[Start of Attachment]
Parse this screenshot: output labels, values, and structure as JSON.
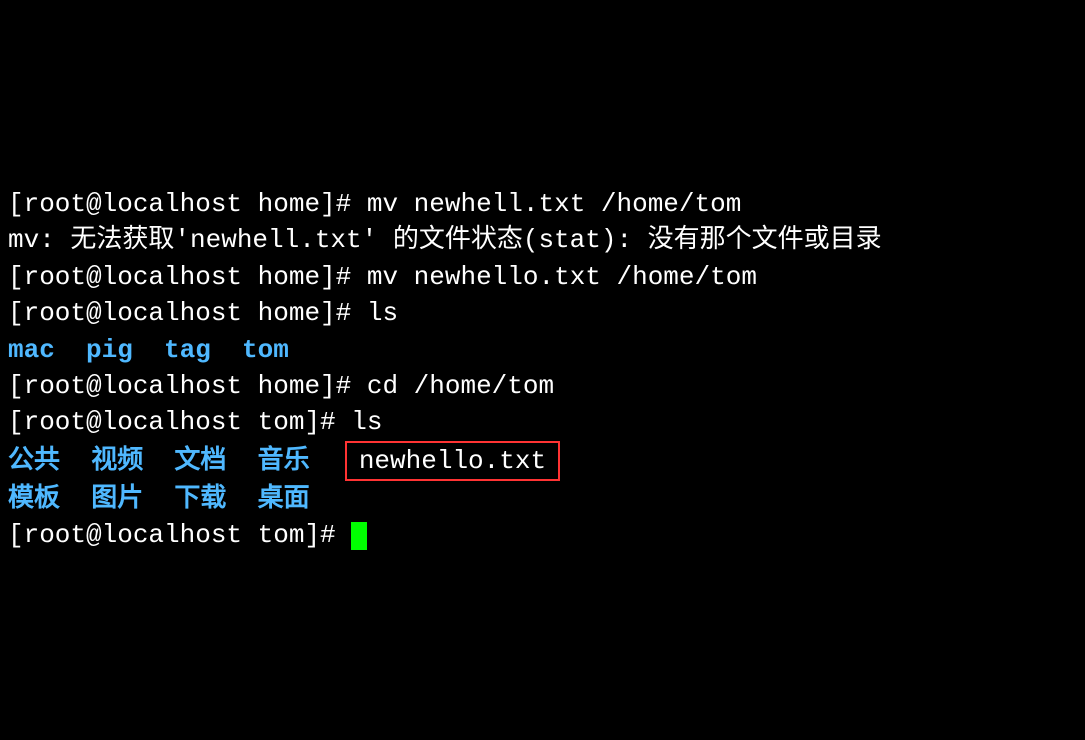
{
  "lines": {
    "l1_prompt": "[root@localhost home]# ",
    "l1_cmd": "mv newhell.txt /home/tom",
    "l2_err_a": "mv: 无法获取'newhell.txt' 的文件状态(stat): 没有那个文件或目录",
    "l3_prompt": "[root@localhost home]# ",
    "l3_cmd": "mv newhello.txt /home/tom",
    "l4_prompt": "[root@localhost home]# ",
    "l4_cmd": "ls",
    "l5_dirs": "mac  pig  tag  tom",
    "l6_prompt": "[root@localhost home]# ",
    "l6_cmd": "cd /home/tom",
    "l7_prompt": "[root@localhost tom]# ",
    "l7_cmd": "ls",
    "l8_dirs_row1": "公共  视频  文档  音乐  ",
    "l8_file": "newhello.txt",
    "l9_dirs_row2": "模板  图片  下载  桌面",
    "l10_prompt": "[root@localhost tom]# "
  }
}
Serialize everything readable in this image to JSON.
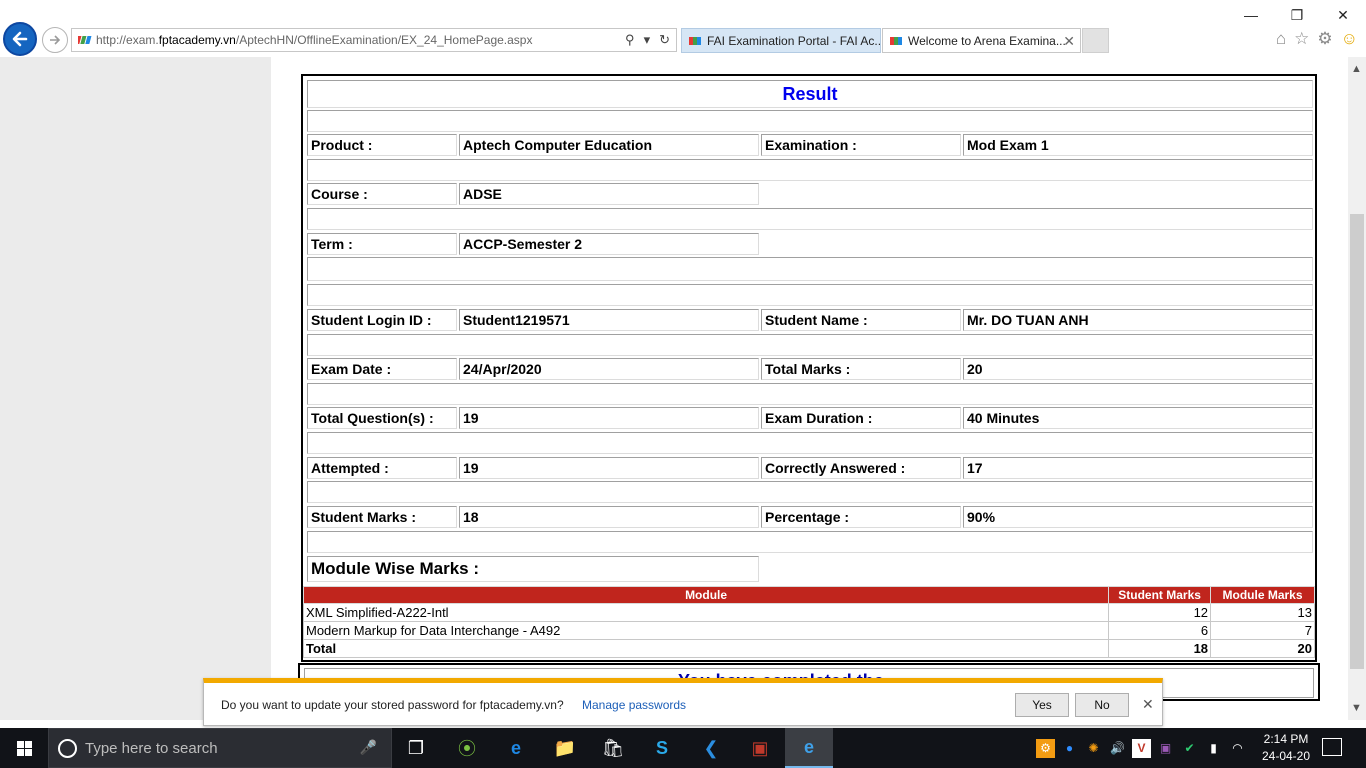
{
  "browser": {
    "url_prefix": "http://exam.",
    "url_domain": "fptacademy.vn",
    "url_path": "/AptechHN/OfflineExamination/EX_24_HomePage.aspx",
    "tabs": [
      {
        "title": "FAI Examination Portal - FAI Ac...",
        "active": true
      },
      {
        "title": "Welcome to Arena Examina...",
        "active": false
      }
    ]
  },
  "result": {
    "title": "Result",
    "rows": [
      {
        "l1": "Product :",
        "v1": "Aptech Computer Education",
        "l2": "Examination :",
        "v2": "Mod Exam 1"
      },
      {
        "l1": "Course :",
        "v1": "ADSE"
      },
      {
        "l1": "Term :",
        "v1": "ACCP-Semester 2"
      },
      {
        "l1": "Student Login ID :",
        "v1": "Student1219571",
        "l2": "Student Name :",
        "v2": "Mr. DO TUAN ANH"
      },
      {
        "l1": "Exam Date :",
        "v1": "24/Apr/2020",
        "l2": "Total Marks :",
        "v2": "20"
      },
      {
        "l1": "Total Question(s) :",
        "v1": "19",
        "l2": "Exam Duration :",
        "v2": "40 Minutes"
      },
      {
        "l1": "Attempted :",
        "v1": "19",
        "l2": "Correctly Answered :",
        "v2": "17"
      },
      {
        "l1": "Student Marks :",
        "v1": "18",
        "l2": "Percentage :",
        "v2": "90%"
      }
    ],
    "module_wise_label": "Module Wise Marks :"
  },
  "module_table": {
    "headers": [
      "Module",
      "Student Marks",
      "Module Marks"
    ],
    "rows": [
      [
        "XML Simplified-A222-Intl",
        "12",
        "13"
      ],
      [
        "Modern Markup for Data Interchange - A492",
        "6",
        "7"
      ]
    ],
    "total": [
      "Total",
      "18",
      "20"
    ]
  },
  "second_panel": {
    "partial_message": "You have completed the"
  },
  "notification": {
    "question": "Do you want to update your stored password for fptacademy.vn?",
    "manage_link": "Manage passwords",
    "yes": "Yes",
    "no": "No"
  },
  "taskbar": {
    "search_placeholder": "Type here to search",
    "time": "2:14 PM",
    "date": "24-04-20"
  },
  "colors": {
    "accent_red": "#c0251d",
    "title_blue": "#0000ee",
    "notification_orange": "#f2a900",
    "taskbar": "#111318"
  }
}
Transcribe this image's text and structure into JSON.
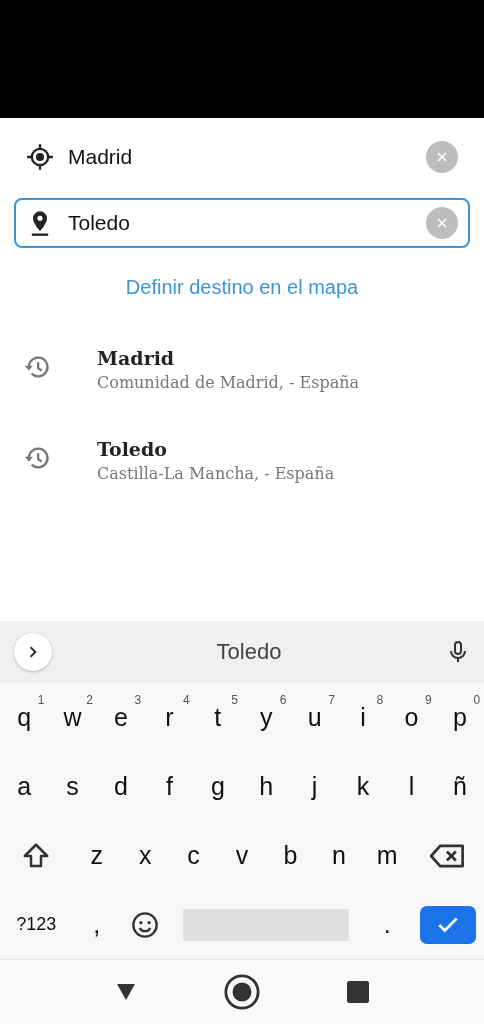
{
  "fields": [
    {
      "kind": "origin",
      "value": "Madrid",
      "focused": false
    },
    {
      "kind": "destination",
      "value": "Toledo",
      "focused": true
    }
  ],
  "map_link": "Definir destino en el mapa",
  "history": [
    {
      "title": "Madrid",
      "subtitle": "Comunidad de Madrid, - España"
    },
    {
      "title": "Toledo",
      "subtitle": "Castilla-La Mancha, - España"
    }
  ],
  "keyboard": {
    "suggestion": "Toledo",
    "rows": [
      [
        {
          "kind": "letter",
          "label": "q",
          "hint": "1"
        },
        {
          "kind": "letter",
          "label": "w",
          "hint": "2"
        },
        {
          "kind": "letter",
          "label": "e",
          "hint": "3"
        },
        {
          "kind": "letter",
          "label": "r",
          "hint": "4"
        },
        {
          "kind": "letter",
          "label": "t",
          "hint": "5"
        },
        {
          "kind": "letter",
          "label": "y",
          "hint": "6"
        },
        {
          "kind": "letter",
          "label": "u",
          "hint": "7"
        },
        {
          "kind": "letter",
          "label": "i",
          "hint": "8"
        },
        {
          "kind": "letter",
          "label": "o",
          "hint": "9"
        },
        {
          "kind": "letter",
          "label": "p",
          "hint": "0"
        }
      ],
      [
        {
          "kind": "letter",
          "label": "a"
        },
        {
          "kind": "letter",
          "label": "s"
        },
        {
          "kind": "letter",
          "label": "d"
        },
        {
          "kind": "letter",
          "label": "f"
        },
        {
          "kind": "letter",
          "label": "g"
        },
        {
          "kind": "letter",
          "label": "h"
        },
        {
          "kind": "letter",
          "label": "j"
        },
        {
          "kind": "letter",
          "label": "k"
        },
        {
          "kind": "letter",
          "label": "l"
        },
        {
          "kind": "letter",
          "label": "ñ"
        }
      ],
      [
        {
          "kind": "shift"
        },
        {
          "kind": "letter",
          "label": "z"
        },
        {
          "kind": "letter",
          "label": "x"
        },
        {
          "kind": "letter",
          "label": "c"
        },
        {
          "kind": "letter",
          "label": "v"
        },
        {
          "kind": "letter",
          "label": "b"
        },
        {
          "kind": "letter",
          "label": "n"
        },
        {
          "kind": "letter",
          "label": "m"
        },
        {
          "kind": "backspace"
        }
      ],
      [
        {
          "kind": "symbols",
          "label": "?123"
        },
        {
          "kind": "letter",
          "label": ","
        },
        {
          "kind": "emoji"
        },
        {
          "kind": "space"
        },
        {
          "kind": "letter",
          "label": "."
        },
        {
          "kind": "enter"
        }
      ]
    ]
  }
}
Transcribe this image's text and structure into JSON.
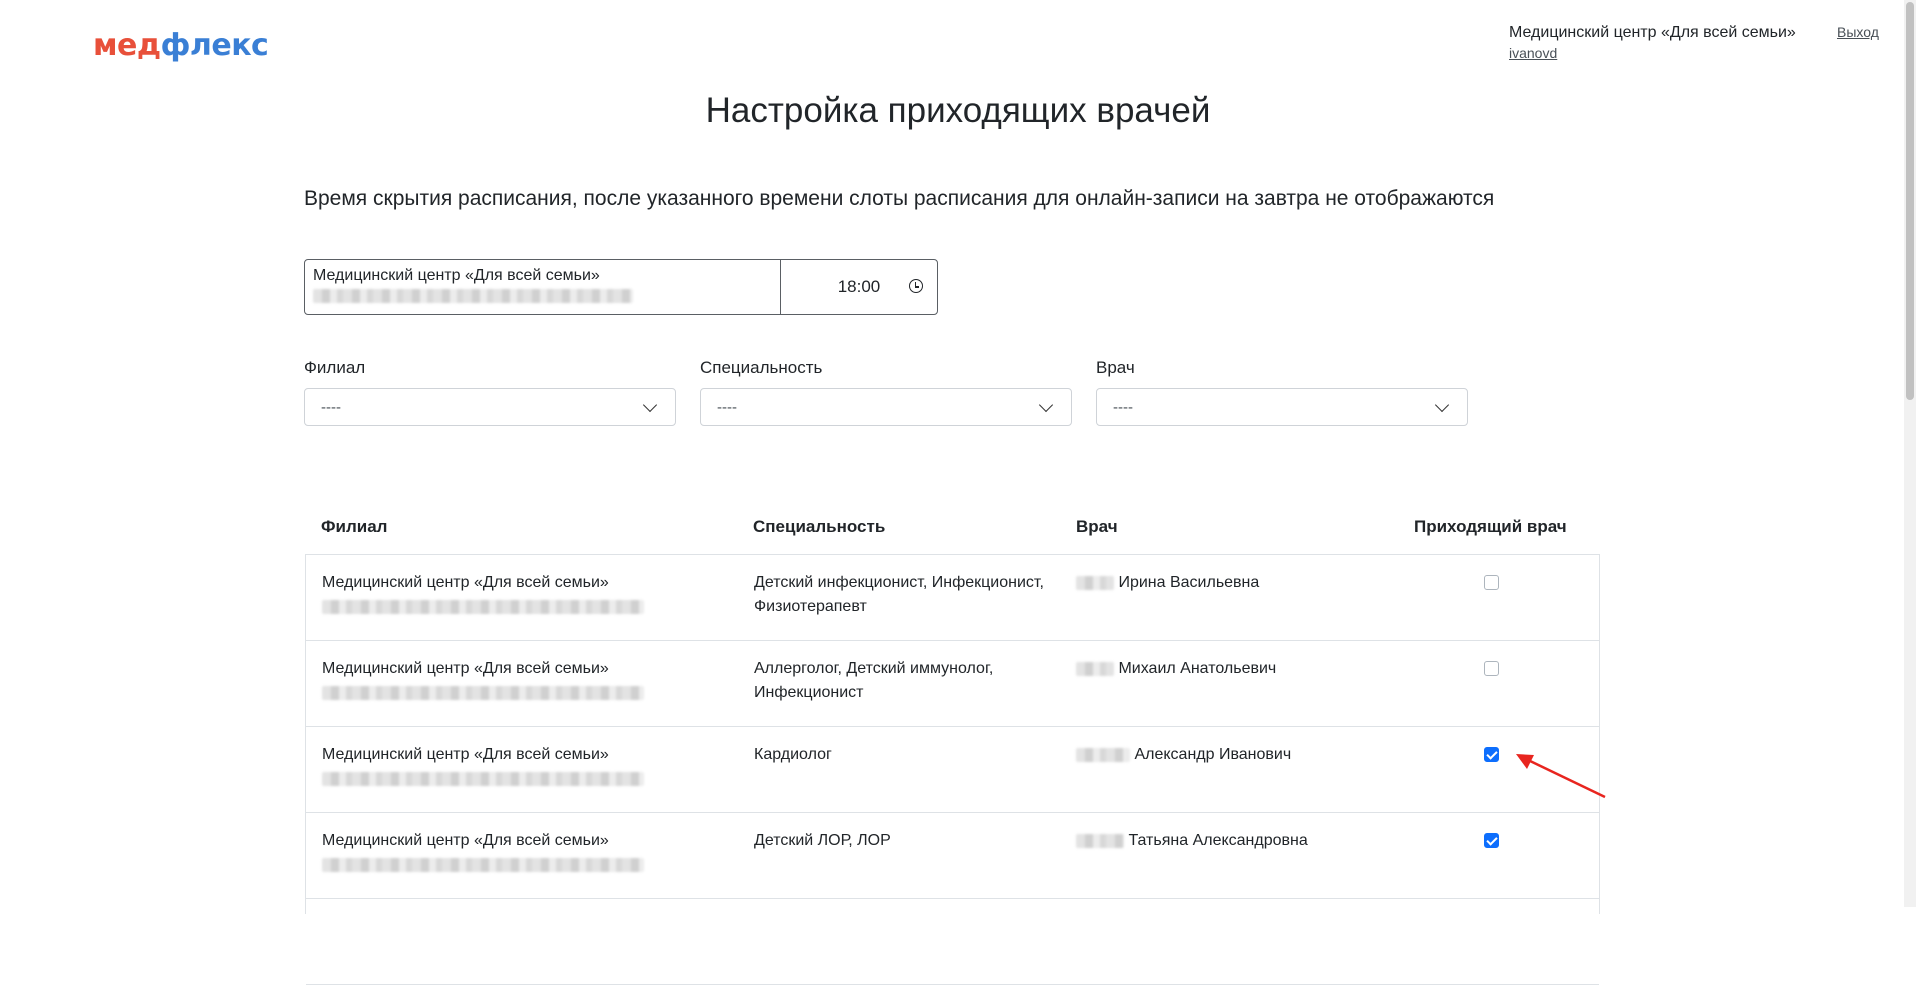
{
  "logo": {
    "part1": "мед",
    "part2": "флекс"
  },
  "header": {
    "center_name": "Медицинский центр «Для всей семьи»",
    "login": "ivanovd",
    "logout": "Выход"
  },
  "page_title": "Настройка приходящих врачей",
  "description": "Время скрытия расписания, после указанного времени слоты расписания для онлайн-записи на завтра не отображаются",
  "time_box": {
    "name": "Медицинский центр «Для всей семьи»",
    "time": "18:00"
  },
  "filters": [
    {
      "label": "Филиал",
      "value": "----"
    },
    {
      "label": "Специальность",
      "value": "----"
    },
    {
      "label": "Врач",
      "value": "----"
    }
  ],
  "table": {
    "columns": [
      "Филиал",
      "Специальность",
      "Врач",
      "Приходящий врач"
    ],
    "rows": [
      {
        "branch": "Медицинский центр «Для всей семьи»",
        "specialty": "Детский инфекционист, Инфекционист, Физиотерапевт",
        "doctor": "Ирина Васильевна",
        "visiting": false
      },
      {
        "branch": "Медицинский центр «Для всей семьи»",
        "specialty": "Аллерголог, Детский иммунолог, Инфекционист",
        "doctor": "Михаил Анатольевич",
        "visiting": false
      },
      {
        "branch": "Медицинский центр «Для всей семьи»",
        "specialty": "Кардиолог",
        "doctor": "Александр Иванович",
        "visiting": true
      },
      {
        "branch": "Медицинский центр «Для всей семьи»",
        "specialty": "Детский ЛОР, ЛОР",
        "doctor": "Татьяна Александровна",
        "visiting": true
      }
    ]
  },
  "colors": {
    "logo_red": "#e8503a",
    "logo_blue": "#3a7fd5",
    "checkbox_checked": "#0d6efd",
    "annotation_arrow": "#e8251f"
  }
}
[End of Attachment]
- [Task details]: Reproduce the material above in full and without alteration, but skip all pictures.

- [Result of the task]:
Parse this screenshot: output labels, values, and structure as JSON.
{
  "lines": {
    "l1_prompt": "[root@localhost home]# ",
    "l1_cmd": "mv newhell.txt /home/tom",
    "l2_err_a": "mv: 无法获取'newhell.txt' 的文件状态(stat): 没有那个文件或目录",
    "l3_prompt": "[root@localhost home]# ",
    "l3_cmd": "mv newhello.txt /home/tom",
    "l4_prompt": "[root@localhost home]# ",
    "l4_cmd": "ls",
    "l5_dirs": "mac  pig  tag  tom",
    "l6_prompt": "[root@localhost home]# ",
    "l6_cmd": "cd /home/tom",
    "l7_prompt": "[root@localhost tom]# ",
    "l7_cmd": "ls",
    "l8_dirs_row1": "公共  视频  文档  音乐  ",
    "l8_file": "newhello.txt",
    "l9_dirs_row2": "模板  图片  下载  桌面",
    "l10_prompt": "[root@localhost tom]# "
  }
}
Serialize everything readable in this image to JSON.
{
  "browser": {
    "url_prefix": "http://exam.",
    "url_domain": "fptacademy.vn",
    "url_path": "/AptechHN/OfflineExamination/EX_24_HomePage.aspx",
    "tabs": [
      {
        "title": "FAI Examination Portal - FAI Ac...",
        "active": true
      },
      {
        "title": "Welcome to Arena Examina...",
        "active": false
      }
    ]
  },
  "result": {
    "title": "Result",
    "rows": [
      {
        "l1": "Product :",
        "v1": "Aptech Computer Education",
        "l2": "Examination :",
        "v2": "Mod Exam 1"
      },
      {
        "l1": "Course :",
        "v1": "ADSE"
      },
      {
        "l1": "Term :",
        "v1": "ACCP-Semester 2"
      },
      {
        "l1": "Student Login ID :",
        "v1": "Student1219571",
        "l2": "Student Name :",
        "v2": "Mr. DO TUAN ANH"
      },
      {
        "l1": "Exam Date :",
        "v1": "24/Apr/2020",
        "l2": "Total Marks :",
        "v2": "20"
      },
      {
        "l1": "Total Question(s) :",
        "v1": "19",
        "l2": "Exam Duration :",
        "v2": "40 Minutes"
      },
      {
        "l1": "Attempted :",
        "v1": "19",
        "l2": "Correctly Answered :",
        "v2": "17"
      },
      {
        "l1": "Student Marks :",
        "v1": "18",
        "l2": "Percentage :",
        "v2": "90%"
      }
    ],
    "module_wise_label": "Module Wise Marks :"
  },
  "module_table": {
    "headers": [
      "Module",
      "Student Marks",
      "Module Marks"
    ],
    "rows": [
      [
        "XML Simplified-A222-Intl",
        "12",
        "13"
      ],
      [
        "Modern Markup for Data Interchange - A492",
        "6",
        "7"
      ]
    ],
    "total": [
      "Total",
      "18",
      "20"
    ]
  },
  "second_panel": {
    "partial_message": "You have completed the"
  },
  "notification": {
    "question": "Do you want to update your stored password for fptacademy.vn?",
    "manage_link": "Manage passwords",
    "yes": "Yes",
    "no": "No"
  },
  "taskbar": {
    "search_placeholder": "Type here to search",
    "time": "2:14 PM",
    "date": "24-04-20"
  },
  "colors": {
    "accent_red": "#c0251d",
    "title_blue": "#0000ee",
    "notification_orange": "#f2a900",
    "taskbar": "#111318"
  }
}
Transcribe this image's text and structure into JSON.
{
  "fields": [
    {
      "kind": "origin",
      "value": "Madrid",
      "focused": false
    },
    {
      "kind": "destination",
      "value": "Toledo",
      "focused": true
    }
  ],
  "map_link": "Definir destino en el mapa",
  "history": [
    {
      "title": "Madrid",
      "subtitle": "Comunidad de Madrid, - España"
    },
    {
      "title": "Toledo",
      "subtitle": "Castilla-La Mancha, - España"
    }
  ],
  "keyboard": {
    "suggestion": "Toledo",
    "rows": [
      [
        {
          "kind": "letter",
          "label": "q",
          "hint": "1"
        },
        {
          "kind": "letter",
          "label": "w",
          "hint": "2"
        },
        {
          "kind": "letter",
          "label": "e",
          "hint": "3"
        },
        {
          "kind": "letter",
          "label": "r",
          "hint": "4"
        },
        {
          "kind": "letter",
          "label": "t",
          "hint": "5"
        },
        {
          "kind": "letter",
          "label": "y",
          "hint": "6"
        },
        {
          "kind": "letter",
          "label": "u",
          "hint": "7"
        },
        {
          "kind": "letter",
          "label": "i",
          "hint": "8"
        },
        {
          "kind": "letter",
          "label": "o",
          "hint": "9"
        },
        {
          "kind": "letter",
          "label": "p",
          "hint": "0"
        }
      ],
      [
        {
          "kind": "letter",
          "label": "a"
        },
        {
          "kind": "letter",
          "label": "s"
        },
        {
          "kind": "letter",
          "label": "d"
        },
        {
          "kind": "letter",
          "label": "f"
        },
        {
          "kind": "letter",
          "label": "g"
        },
        {
          "kind": "letter",
          "label": "h"
        },
        {
          "kind": "letter",
          "label": "j"
        },
        {
          "kind": "letter",
          "label": "k"
        },
        {
          "kind": "letter",
          "label": "l"
        },
        {
          "kind": "letter",
          "label": "ñ"
        }
      ],
      [
        {
          "kind": "shift"
        },
        {
          "kind": "letter",
          "label": "z"
        },
        {
          "kind": "letter",
          "label": "x"
        },
        {
          "kind": "letter",
          "label": "c"
        },
        {
          "kind": "letter",
          "label": "v"
        },
        {
          "kind": "letter",
          "label": "b"
        },
        {
          "kind": "letter",
          "label": "n"
        },
        {
          "kind": "letter",
          "label": "m"
        },
        {
          "kind": "backspace"
        }
      ],
      [
        {
          "kind": "symbols",
          "label": "?123"
        },
        {
          "kind": "letter",
          "label": ","
        },
        {
          "kind": "emoji"
        },
        {
          "kind": "space"
        },
        {
          "kind": "letter",
          "label": "."
        },
        {
          "kind": "enter"
        }
      ]
    ]
  }
}
Transcribe this image's text and structure into JSON.
{
  "logo": {
    "part1": "мед",
    "part2": "флекс"
  },
  "header": {
    "center_name": "Медицинский центр «Для всей семьи»",
    "login": "ivanovd",
    "logout": "Выход"
  },
  "page_title": "Настройка приходящих врачей",
  "description": "Время скрытия расписания, после указанного времени слоты расписания для онлайн-записи на завтра не отображаются",
  "time_box": {
    "name": "Медицинский центр «Для всей семьи»",
    "time": "18:00"
  },
  "filters": [
    {
      "label": "Филиал",
      "value": "----"
    },
    {
      "label": "Специальность",
      "value": "----"
    },
    {
      "label": "Врач",
      "value": "----"
    }
  ],
  "table": {
    "columns": [
      "Филиал",
      "Специальность",
      "Врач",
      "Приходящий врач"
    ],
    "rows": [
      {
        "branch": "Медицинский центр «Для всей семьи»",
        "specialty": "Детский инфекционист, Инфекционист, Физиотерапевт",
        "doctor": "Ирина Васильевна",
        "visiting": false
      },
      {
        "branch": "Медицинский центр «Для всей семьи»",
        "specialty": "Аллерголог, Детский иммунолог, Инфекционист",
        "doctor": "Михаил Анатольевич",
        "visiting": false
      },
      {
        "branch": "Медицинский центр «Для всей семьи»",
        "specialty": "Кардиолог",
        "doctor": "Александр Иванович",
        "visiting": true
      },
      {
        "branch": "Медицинский центр «Для всей семьи»",
        "specialty": "Детский ЛОР, ЛОР",
        "doctor": "Татьяна Александровна",
        "visiting": true
      }
    ]
  },
  "colors": {
    "logo_red": "#e8503a",
    "logo_blue": "#3a7fd5",
    "checkbox_checked": "#0d6efd",
    "annotation_arrow": "#e8251f"
  }
}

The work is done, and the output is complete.